RECORDS FOR PROCESSING

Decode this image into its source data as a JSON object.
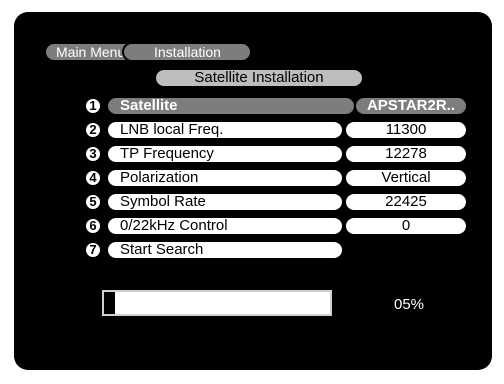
{
  "breadcrumb": {
    "main_menu": "Main Menu",
    "installation": "Installation"
  },
  "page_title": "Satellite Installation",
  "rows": [
    {
      "num": "1",
      "label": "Satellite",
      "value": "APSTAR2R.."
    },
    {
      "num": "2",
      "label": "LNB local Freq.",
      "value": "11300"
    },
    {
      "num": "3",
      "label": "TP Frequency",
      "value": "12278"
    },
    {
      "num": "4",
      "label": "Polarization",
      "value": "Vertical"
    },
    {
      "num": "5",
      "label": "Symbol Rate",
      "value": "22425"
    },
    {
      "num": "6",
      "label": "0/22kHz Control",
      "value": "0"
    },
    {
      "num": "7",
      "label": "Start Search"
    }
  ],
  "progress": {
    "fraction": 0.05,
    "text": "05%"
  }
}
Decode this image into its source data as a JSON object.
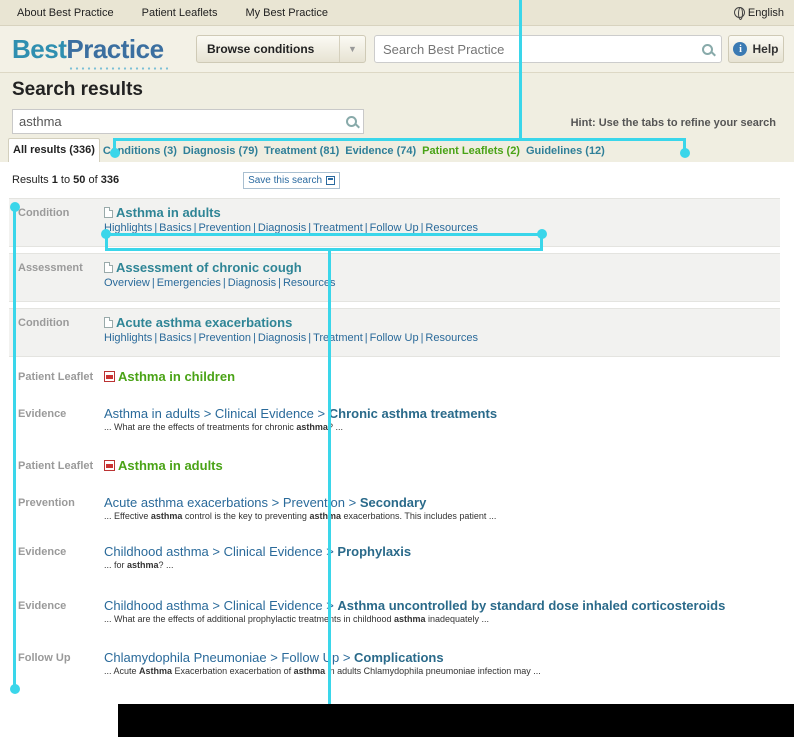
{
  "topbar": {
    "links": [
      "About Best Practice",
      "Patient Leaflets",
      "My Best Practice"
    ],
    "language": "English"
  },
  "header": {
    "logo_part1": "Best",
    "logo_part2": "Practice",
    "browse_label": "Browse conditions",
    "search_placeholder": "Search Best Practice",
    "help_label": "Help"
  },
  "search": {
    "heading": "Search results",
    "query": "asthma",
    "hint": "Hint: Use the tabs to refine your search"
  },
  "tabs": [
    {
      "label": "All results (336)",
      "active": true
    },
    {
      "label": "Conditions (3)"
    },
    {
      "label": "Diagnosis (79)"
    },
    {
      "label": "Treatment (81)"
    },
    {
      "label": "Evidence (74)"
    },
    {
      "label": "Patient Leaflets (2)"
    },
    {
      "label": "Guidelines (12)"
    }
  ],
  "meta": {
    "prefix": "Results ",
    "from": "1",
    "to_word": " to ",
    "to": "50",
    "of_word": " of ",
    "total": "336",
    "save_label": "Save this search"
  },
  "results": [
    {
      "category": "Condition",
      "title": "Asthma in adults",
      "links": [
        "Highlights",
        "Basics",
        "Prevention",
        "Diagnosis",
        "Treatment",
        "Follow Up",
        "Resources"
      ]
    },
    {
      "category": "Assessment",
      "title": "Assessment of chronic cough",
      "links": [
        "Overview",
        "Emergencies",
        "Diagnosis",
        "Resources"
      ]
    },
    {
      "category": "Condition",
      "title": "Acute asthma exacerbations",
      "links": [
        "Highlights",
        "Basics",
        "Prevention",
        "Diagnosis",
        "Treatment",
        "Follow Up",
        "Resources"
      ]
    },
    {
      "category": "Patient Leaflet",
      "title": "Asthma in children"
    },
    {
      "category": "Evidence",
      "path": "Asthma in adults > Clinical Evidence > ",
      "path_last": "Chronic asthma treatments",
      "snippet_a": "... What are the effects of treatments for chronic ",
      "snippet_b": "asthma",
      "snippet_c": "? ..."
    },
    {
      "category": "Patient Leaflet",
      "title": "Asthma in adults"
    },
    {
      "category": "Prevention",
      "path": "Acute asthma exacerbations > Prevention > ",
      "path_last": "Secondary",
      "snippet_a": "... Effective ",
      "snippet_b": "asthma",
      "snippet_c": " control is the key to preventing ",
      "snippet_d": "asthma",
      "snippet_e": " exacerbations. This includes patient ..."
    },
    {
      "category": "Evidence",
      "path": "Childhood asthma > Clinical Evidence > ",
      "path_last": "Prophylaxis",
      "snippet_a": "... for ",
      "snippet_b": "asthma",
      "snippet_c": "? ..."
    },
    {
      "category": "Evidence",
      "path": "Childhood asthma > Clinical Evidence > ",
      "path_last": "Asthma uncontrolled by standard dose inhaled corticosteroids",
      "snippet_a": "... What are the effects of additional prophylactic treatments in childhood ",
      "snippet_b": "asthma",
      "snippet_c": " inadequately ..."
    },
    {
      "category": "Follow Up",
      "path": "Chlamydophila Pneumoniae > Follow Up > ",
      "path_last": "Complications",
      "snippet_a": "... Acute ",
      "snippet_b": "Asthma",
      "snippet_c": " Exacerbation exacerbation of ",
      "snippet_d": "asthma",
      "snippet_e": " in adults Chlamydophila pneumoniae infection may ..."
    }
  ],
  "colors": {
    "annotation": "#3ad6ea",
    "link_teal": "#2f8596",
    "leaflet_green": "#4aa316"
  }
}
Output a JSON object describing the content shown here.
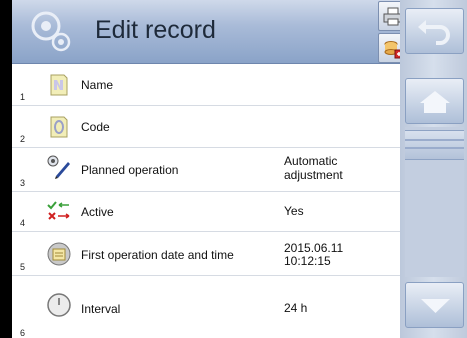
{
  "header": {
    "title": "Edit record",
    "logo_icon": "gear-settings-icon",
    "print_icon": "printer-icon",
    "export_icon": "export-database-icon"
  },
  "rows": [
    {
      "number": "1",
      "label": "Name",
      "value": "",
      "icon": "name-icon"
    },
    {
      "number": "2",
      "label": "Code",
      "value": "",
      "icon": "code-icon"
    },
    {
      "number": "3",
      "label": "Planned operation",
      "value": "Automatic adjustment",
      "value_line1": "Automatic",
      "value_line2": "adjustment",
      "icon": "planned-operation-icon"
    },
    {
      "number": "4",
      "label": "Active",
      "value": "Yes",
      "icon": "active-toggle-icon"
    },
    {
      "number": "5",
      "label": "First operation date and time",
      "value": "2015.06.11 10:12:15",
      "value_line1": "2015.06.11",
      "value_line2": "10:12:15",
      "icon": "date-time-icon"
    },
    {
      "number": "6",
      "label": "Interval",
      "value": "24 h",
      "icon": "clock-icon"
    }
  ],
  "side_panel": {
    "back_icon": "back-arrow-icon",
    "home_icon": "home-icon",
    "down_icon": "scroll-down-icon"
  },
  "colors": {
    "header": "#a9bbd8",
    "side_panel": "#c6d1e2",
    "row_divider": "#d6dbe3"
  }
}
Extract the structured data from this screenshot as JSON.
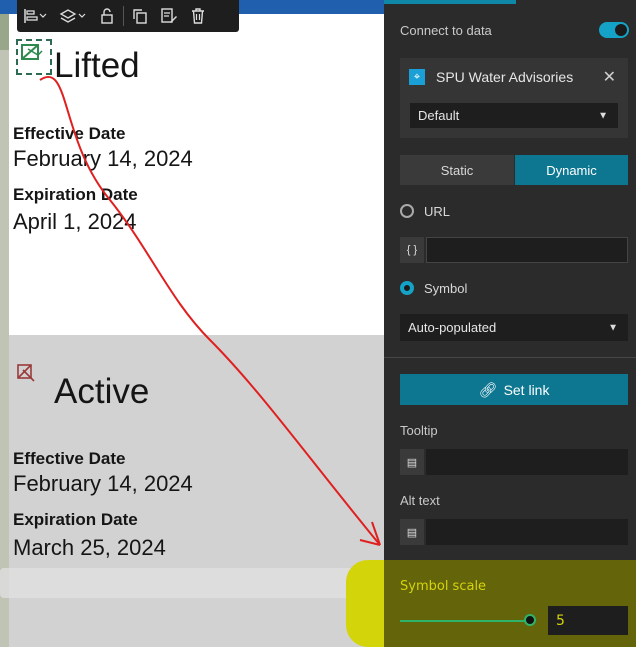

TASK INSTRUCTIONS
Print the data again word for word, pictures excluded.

WRITTEN ANSWER
Decode this image into its source data as a JSON object.
{
  "breadcrumb": {
    "main_menu": "Main Menu",
    "installation": "Installation"
  },
  "page_title": "Satellite Installation",
  "rows": [
    {
      "num": "1",
      "label": "Satellite",
      "value": "APSTAR2R.."
    },
    {
      "num": "2",
      "label": "LNB local Freq.",
      "value": "11300"
    },
    {
      "num": "3",
      "label": "TP Frequency",
      "value": "12278"
    },
    {
      "num": "4",
      "label": "Polarization",
      "value": "Vertical"
    },
    {
      "num": "5",
      "label": "Symbol Rate",
      "value": "22425"
    },
    {
      "num": "6",
      "label": "0/22kHz Control",
      "value": "0"
    },
    {
      "num": "7",
      "label": "Start Search"
    }
  ],
  "progress": {
    "fraction": 0.05,
    "text": "05%"
  }
}
Decode this image into its source data as a JSON object.
{
  "topbar": {
    "links": [
      "About Best Practice",
      "Patient Leaflets",
      "My Best Practice"
    ],
    "language": "English"
  },
  "header": {
    "logo_part1": "Best",
    "logo_part2": "Practice",
    "browse_label": "Browse conditions",
    "search_placeholder": "Search Best Practice",
    "help_label": "Help"
  },
  "search": {
    "heading": "Search results",
    "query": "asthma",
    "hint": "Hint: Use the tabs to refine your search"
  },
  "tabs": [
    {
      "label": "All results (336)",
      "active": true
    },
    {
      "label": "Conditions (3)"
    },
    {
      "label": "Diagnosis (79)"
    },
    {
      "label": "Treatment (81)"
    },
    {
      "label": "Evidence (74)"
    },
    {
      "label": "Patient Leaflets (2)"
    },
    {
      "label": "Guidelines (12)"
    }
  ],
  "meta": {
    "prefix": "Results ",
    "from": "1",
    "to_word": " to ",
    "to": "50",
    "of_word": " of ",
    "total": "336",
    "save_label": "Save this search"
  },
  "results": [
    {
      "category": "Condition",
      "title": "Asthma in adults",
      "links": [
        "Highlights",
        "Basics",
        "Prevention",
        "Diagnosis",
        "Treatment",
        "Follow Up",
        "Resources"
      ]
    },
    {
      "category": "Assessment",
      "title": "Assessment of chronic cough",
      "links": [
        "Overview",
        "Emergencies",
        "Diagnosis",
        "Resources"
      ]
    },
    {
      "category": "Condition",
      "title": "Acute asthma exacerbations",
      "links": [
        "Highlights",
        "Basics",
        "Prevention",
        "Diagnosis",
        "Treatment",
        "Follow Up",
        "Resources"
      ]
    },
    {
      "category": "Patient Leaflet",
      "title": "Asthma in children"
    },
    {
      "category": "Evidence",
      "path": "Asthma in adults > Clinical Evidence > ",
      "path_last": "Chronic asthma treatments",
      "snippet_a": "... What are the effects of treatments for chronic ",
      "snippet_b": "asthma",
      "snippet_c": "? ..."
    },
    {
      "category": "Patient Leaflet",
      "title": "Asthma in adults"
    },
    {
      "category": "Prevention",
      "path": "Acute asthma exacerbations > Prevention > ",
      "path_last": "Secondary",
      "snippet_a": "... Effective ",
      "snippet_b": "asthma",
      "snippet_c": " control is the key to preventing ",
      "snippet_d": "asthma",
      "snippet_e": " exacerbations. This includes patient ..."
    },
    {
      "category": "Evidence",
      "path": "Childhood asthma > Clinical Evidence > ",
      "path_last": "Prophylaxis",
      "snippet_a": "... for ",
      "snippet_b": "asthma",
      "snippet_c": "? ..."
    },
    {
      "category": "Evidence",
      "path": "Childhood asthma > Clinical Evidence > ",
      "path_last": "Asthma uncontrolled by standard dose inhaled corticosteroids",
      "snippet_a": "... What are the effects of additional prophylactic treatments in childhood ",
      "snippet_b": "asthma",
      "snippet_c": " inadequately ..."
    },
    {
      "category": "Follow Up",
      "path": "Chlamydophila Pneumoniae > Follow Up > ",
      "path_last": "Complications",
      "snippet_a": "... Acute ",
      "snippet_b": "Asthma",
      "snippet_c": " Exacerbation exacerbation of ",
      "snippet_d": "asthma",
      "snippet_e": " in adults Chlamydophila pneumoniae infection may ..."
    }
  ],
  "colors": {
    "annotation": "#3ad6ea",
    "link_teal": "#2f8596",
    "leaflet_green": "#4aa316"
  }
}
Output a JSON object describing the content shown here.
{
  "header": {
    "title": "Edit record",
    "logo_icon": "gear-settings-icon",
    "print_icon": "printer-icon",
    "export_icon": "export-database-icon"
  },
  "rows": [
    {
      "number": "1",
      "label": "Name",
      "value": "",
      "icon": "name-icon"
    },
    {
      "number": "2",
      "label": "Code",
      "value": "",
      "icon": "code-icon"
    },
    {
      "number": "3",
      "label": "Planned operation",
      "value": "Automatic adjustment",
      "value_line1": "Automatic",
      "value_line2": "adjustment",
      "icon": "planned-operation-icon"
    },
    {
      "number": "4",
      "label": "Active",
      "value": "Yes",
      "icon": "active-toggle-icon"
    },
    {
      "number": "5",
      "label": "First operation date and time",
      "value": "2015.06.11 10:12:15",
      "value_line1": "2015.06.11",
      "value_line2": "10:12:15",
      "icon": "date-time-icon"
    },
    {
      "number": "6",
      "label": "Interval",
      "value": "24 h",
      "icon": "clock-icon"
    }
  ],
  "side_panel": {
    "back_icon": "back-arrow-icon",
    "home_icon": "home-icon",
    "down_icon": "scroll-down-icon"
  },
  "colors": {
    "header": "#a9bbd8",
    "side_panel": "#c6d1e2",
    "row_divider": "#d6dbe3"
  }
}
Extract the structured data from this screenshot as JSON.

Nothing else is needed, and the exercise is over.